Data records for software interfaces
******************************

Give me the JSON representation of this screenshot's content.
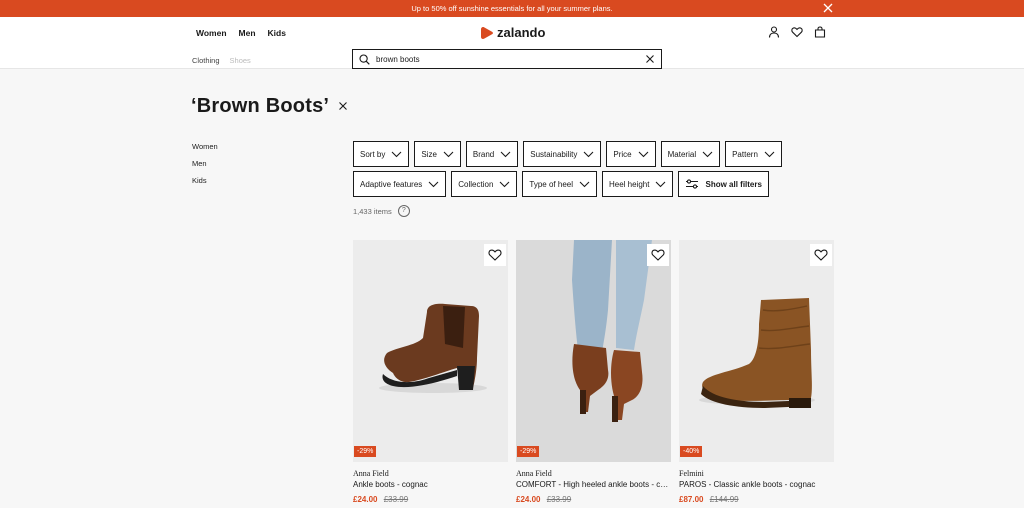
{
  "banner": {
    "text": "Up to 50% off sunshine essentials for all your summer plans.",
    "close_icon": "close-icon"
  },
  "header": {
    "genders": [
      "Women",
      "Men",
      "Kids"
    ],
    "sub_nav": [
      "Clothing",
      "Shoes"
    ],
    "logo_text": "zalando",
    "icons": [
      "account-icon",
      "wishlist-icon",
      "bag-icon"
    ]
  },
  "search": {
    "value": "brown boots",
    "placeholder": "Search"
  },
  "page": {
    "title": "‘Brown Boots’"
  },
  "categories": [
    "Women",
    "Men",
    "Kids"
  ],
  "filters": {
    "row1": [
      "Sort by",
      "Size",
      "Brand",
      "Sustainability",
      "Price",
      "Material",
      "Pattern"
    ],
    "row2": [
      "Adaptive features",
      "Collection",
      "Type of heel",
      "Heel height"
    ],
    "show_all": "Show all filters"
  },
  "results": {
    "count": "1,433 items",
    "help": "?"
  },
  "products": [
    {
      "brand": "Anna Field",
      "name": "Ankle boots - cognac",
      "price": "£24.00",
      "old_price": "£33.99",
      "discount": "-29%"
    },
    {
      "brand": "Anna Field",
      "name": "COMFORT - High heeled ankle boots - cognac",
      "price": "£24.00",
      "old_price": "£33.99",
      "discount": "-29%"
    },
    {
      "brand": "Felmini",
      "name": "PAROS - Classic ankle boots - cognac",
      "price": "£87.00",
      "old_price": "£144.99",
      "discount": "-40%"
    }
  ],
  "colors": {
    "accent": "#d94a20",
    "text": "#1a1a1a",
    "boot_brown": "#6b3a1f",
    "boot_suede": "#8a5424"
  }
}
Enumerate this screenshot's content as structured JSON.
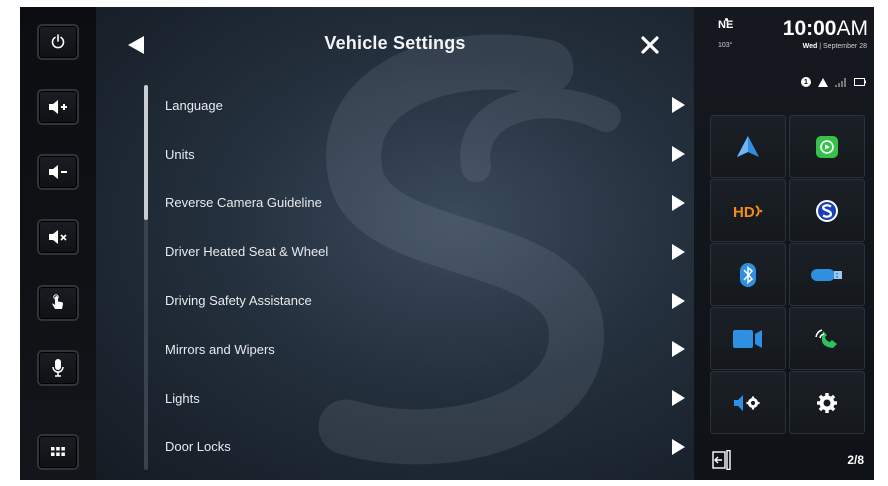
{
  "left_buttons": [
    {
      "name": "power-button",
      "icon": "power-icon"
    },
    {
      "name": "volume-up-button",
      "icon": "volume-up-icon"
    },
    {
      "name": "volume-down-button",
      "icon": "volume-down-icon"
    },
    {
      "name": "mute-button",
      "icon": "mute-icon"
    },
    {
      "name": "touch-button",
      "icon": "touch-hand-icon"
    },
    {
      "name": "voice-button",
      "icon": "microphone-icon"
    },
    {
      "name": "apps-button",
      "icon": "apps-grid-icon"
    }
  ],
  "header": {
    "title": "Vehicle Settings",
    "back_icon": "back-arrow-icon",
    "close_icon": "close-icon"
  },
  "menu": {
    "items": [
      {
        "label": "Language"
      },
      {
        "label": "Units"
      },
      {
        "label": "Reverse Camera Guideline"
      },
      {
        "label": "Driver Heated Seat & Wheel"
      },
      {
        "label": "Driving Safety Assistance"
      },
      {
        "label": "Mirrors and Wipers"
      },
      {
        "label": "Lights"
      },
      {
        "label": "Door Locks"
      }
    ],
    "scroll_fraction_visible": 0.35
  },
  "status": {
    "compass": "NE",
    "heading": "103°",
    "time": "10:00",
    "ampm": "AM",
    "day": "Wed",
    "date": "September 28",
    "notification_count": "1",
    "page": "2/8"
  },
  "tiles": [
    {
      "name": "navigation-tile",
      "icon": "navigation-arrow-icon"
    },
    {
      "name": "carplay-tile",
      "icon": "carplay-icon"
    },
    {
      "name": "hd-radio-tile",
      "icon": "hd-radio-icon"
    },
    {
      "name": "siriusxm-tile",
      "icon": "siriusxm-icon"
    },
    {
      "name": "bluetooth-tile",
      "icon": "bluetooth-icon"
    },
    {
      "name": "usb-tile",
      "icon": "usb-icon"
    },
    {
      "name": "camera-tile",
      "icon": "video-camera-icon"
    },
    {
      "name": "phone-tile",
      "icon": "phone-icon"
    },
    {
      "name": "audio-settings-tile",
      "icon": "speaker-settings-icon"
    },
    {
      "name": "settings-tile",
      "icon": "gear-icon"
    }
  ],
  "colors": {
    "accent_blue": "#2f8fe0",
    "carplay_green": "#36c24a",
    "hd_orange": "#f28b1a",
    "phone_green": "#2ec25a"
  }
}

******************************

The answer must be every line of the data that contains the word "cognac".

## Response to this task
      "name": "Ankle boots - cognac",
      "name": "COMFORT - High heeled ankle boots - cognac",
      "name": "PAROS - Classic ankle boots - cognac",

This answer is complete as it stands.